The study of angels leads us to wonder. Philosopher Peter Kreeft suggests that the first reason we should study the angels is because it’s fun! Maybe “fun” isn’t the best word, but an awareness of the angelic realm can elicit in us a sense of wonder and intrigue at the power, wisdom, and goodness of God in making such magnificent creatures.
Christianity is a supernatural religion. That may sound obvious, but Christians in the modern world often seem overly skeptical about things that defy material explanation—things like miracles, the soul, the afterlife, and the topic of this post: angelic beings. Our world has become (as many philosophers and theologians have noted) disenchanted, demystified, and despiritualized. But against this materialist mindset, biblical Christianity is irreducibly and unavoidably and gloriously supernatural.
So just what are angels? Angels are immaterial beings created by God to worship him, to communicate his word, to protect his people, and to otherwise serve his purposes in the world. God, who is immaterial by nature, made some things unlike him (material creatures like birds, planets, and amoebae), some things both unlike him and like him (human beings, composed of body and soul), and some things that are more purely like him (immaterial angels). Angels can appear in physical form but are by nature immaterial and incorporeal (that is, they don’t have bodies). They are invisible creatures with power beyond our imagination. So, from one perspective, angels represent the highest order of creatures that God has made; they round out, so to speak, the manifold wisdom of God.

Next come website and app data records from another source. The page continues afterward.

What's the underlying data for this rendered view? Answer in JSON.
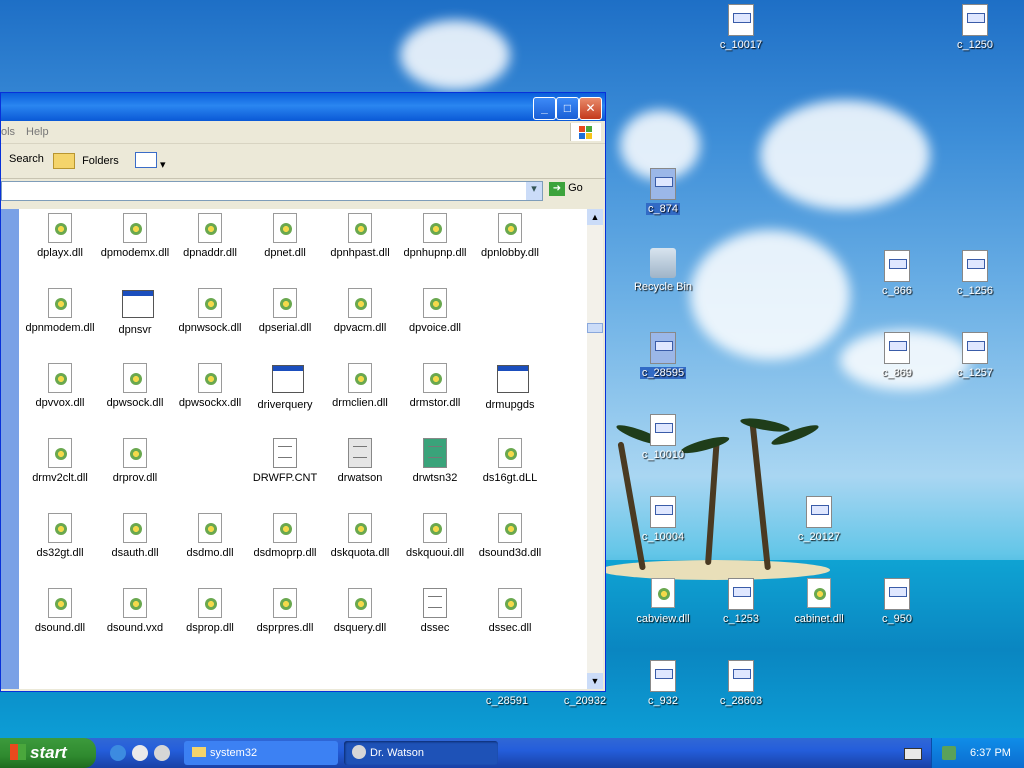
{
  "desktop": {
    "icons": [
      {
        "label": "c_10017"
      },
      {
        "label": "c_1250"
      },
      {
        "label": "c_874",
        "selected": true
      },
      {
        "label": "Recycle Bin"
      },
      {
        "label": "c_866"
      },
      {
        "label": "c_1256"
      },
      {
        "label": "c_28595",
        "selected": true
      },
      {
        "label": "c_869"
      },
      {
        "label": "c_1257"
      },
      {
        "label": "c_10010"
      },
      {
        "label": "c_10004"
      },
      {
        "label": "c_20127"
      },
      {
        "label": "cabview.dll"
      },
      {
        "label": "c_1253"
      },
      {
        "label": "cabinet.dll"
      },
      {
        "label": "c_950"
      },
      {
        "label": "c_28591"
      },
      {
        "label": "c_20932"
      },
      {
        "label": "c_932"
      },
      {
        "label": "c_28603"
      }
    ]
  },
  "window": {
    "menu": {
      "tools_partial": "ols",
      "help": "Help"
    },
    "toolbar": {
      "search": "Search",
      "folders": "Folders"
    },
    "address": {
      "go": "Go"
    },
    "files": [
      [
        "dplayx.dll",
        "dpmodemx.dll",
        "dpnaddr.dll",
        "dpnet.dll",
        "dpnhpast.dll",
        "dpnhupnp.dll",
        "dpnlobby.dll"
      ],
      [
        "dpnmodem.dll",
        "dpnsvr",
        "dpnwsock.dll",
        "dpserial.dll",
        "dpvacm.dll",
        "dpvoice.dll",
        ""
      ],
      [
        "dpvvox.dll",
        "dpwsock.dll",
        "dpwsockx.dll",
        "driverquery",
        "drmclien.dll",
        "drmstor.dll",
        "drmupgds"
      ],
      [
        "drmv2clt.dll",
        "drprov.dll",
        "",
        "DRWFP.CNT",
        "drwatson",
        "drwtsn32",
        "ds16gt.dLL"
      ],
      [
        "ds32gt.dll",
        "dsauth.dll",
        "dsdmo.dll",
        "dsdmoprp.dll",
        "dskquota.dll",
        "dskquoui.dll",
        "dsound3d.dll"
      ],
      [
        "dsound.dll",
        "dsound.vxd",
        "dsprop.dll",
        "dsprpres.dll",
        "dsquery.dll",
        "dssec",
        "dssec.dll"
      ]
    ]
  },
  "taskbar": {
    "start_label": "start",
    "tasks": [
      {
        "label": "system32"
      },
      {
        "label": "Dr. Watson"
      }
    ],
    "clock": "6:37 PM"
  }
}
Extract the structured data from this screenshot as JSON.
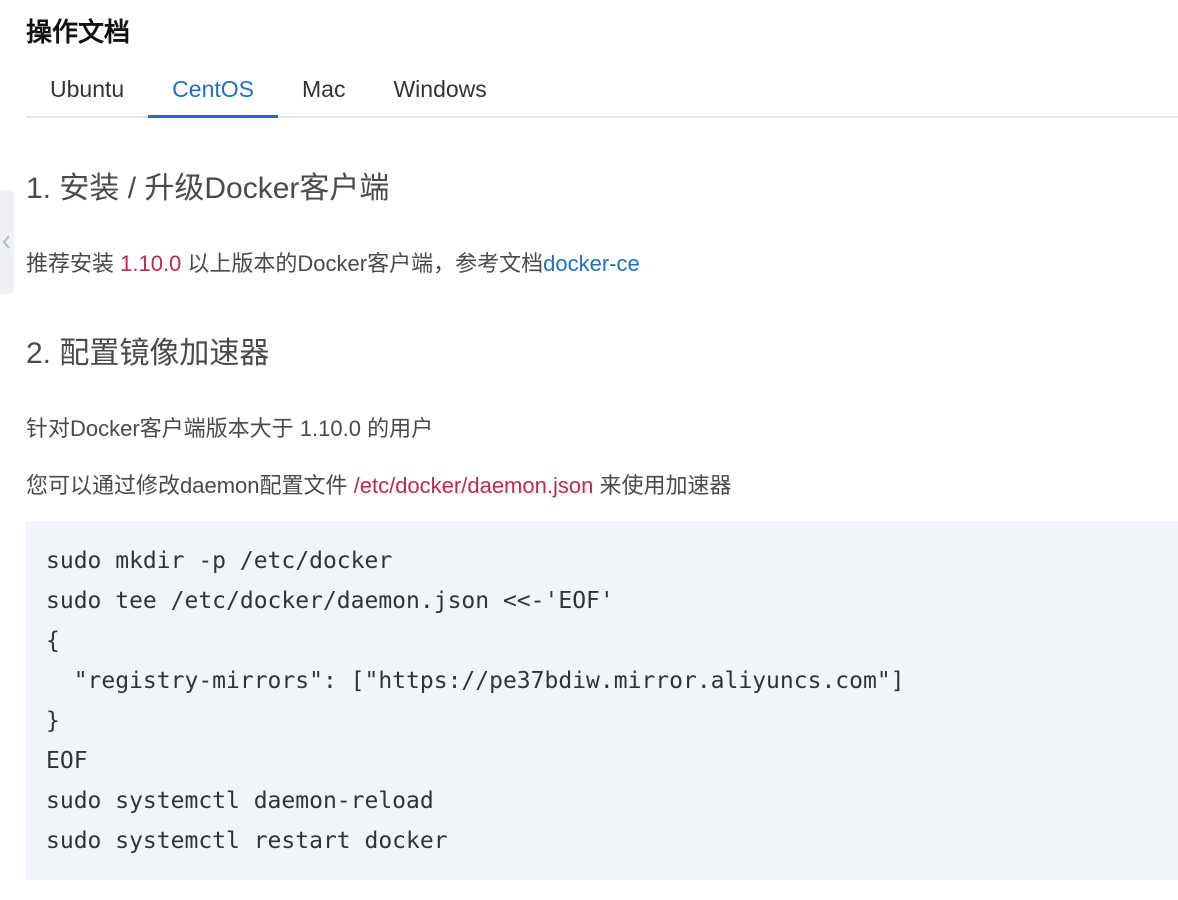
{
  "page": {
    "title": "操作文档"
  },
  "tabs": [
    {
      "label": "Ubuntu",
      "active": false
    },
    {
      "label": "CentOS",
      "active": true
    },
    {
      "label": "Mac",
      "active": false
    },
    {
      "label": "Windows",
      "active": false
    }
  ],
  "section1": {
    "heading": "1. 安装 / 升级Docker客户端",
    "text_before": "推荐安装 ",
    "version": "1.10.0",
    "text_middle": " 以上版本的Docker客户端，参考文档",
    "link_text": "docker-ce"
  },
  "section2": {
    "heading": "2. 配置镜像加速器",
    "line1": "针对Docker客户端版本大于 1.10.0 的用户",
    "line2_before": "您可以通过修改daemon配置文件 ",
    "config_path": "/etc/docker/daemon.json",
    "line2_after": " 来使用加速器",
    "code_lines": [
      "sudo mkdir -p /etc/docker",
      "sudo tee /etc/docker/daemon.json <<-'EOF'",
      "{",
      "  \"registry-mirrors\": [\"https://pe37bdiw.mirror.aliyuncs.com\"]",
      "}",
      "EOF",
      "sudo systemctl daemon-reload",
      "sudo systemctl restart docker"
    ]
  },
  "colors": {
    "accent": "#c0294f",
    "link": "#1f6fc5",
    "code_background": "#f1f5fa"
  },
  "icons": {
    "side_handle": "chevron-left-icon"
  }
}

The Greek work for angel (angelos) simply means “messenger” and may mark out one particular type of spiritual being. But the English word “angel” also serves as a general description for all such beings. Other words used in the Bible for celestial beings include cherubim (e.g., Gen. 3:14; Ex. 25:18), seraphim (Isa. 6:2, 6), spirits (Heb. 1:7), archangels (1 Thess. 4:16; Jude 9), and (perhaps) Paul’s listing of thrones, dominions, rulers, and authorities (Col. 1:16).
The Bible doesn’t give a detailed account of the angels’ creation. Presumably they were made at some point before the creation of the earth in Genesis 1 (see Job 38:7). In any event, we know that they were in fact created by God (see Col. 1:16); they are not eternal beings. The fall of a certain number of the angels is also not explicitly recorded in Scripture but rather assumed (Gen. 3:1; 2 Pet. 2:4; Jude 6; Isa. 14 and Ezek. 28 may also have the fall of Satan in the background as an analogy for downfall of certain human kings). Fallen angels are referred to as demons or evil spirits. The powerful and personal being called Satan or Beelzebul serves as their prince (Matt. 9:34; Eph. 2:2). They are permitted a certain degree of power to tempt humanity, but they operate under the ultimate authority of God (Job 1) and their doom is certain (Matt. 25:41). The “elect” angels (1 Tim. 5:21) who did not rebel were confirmed in their original righteousness and always live to do God’s will.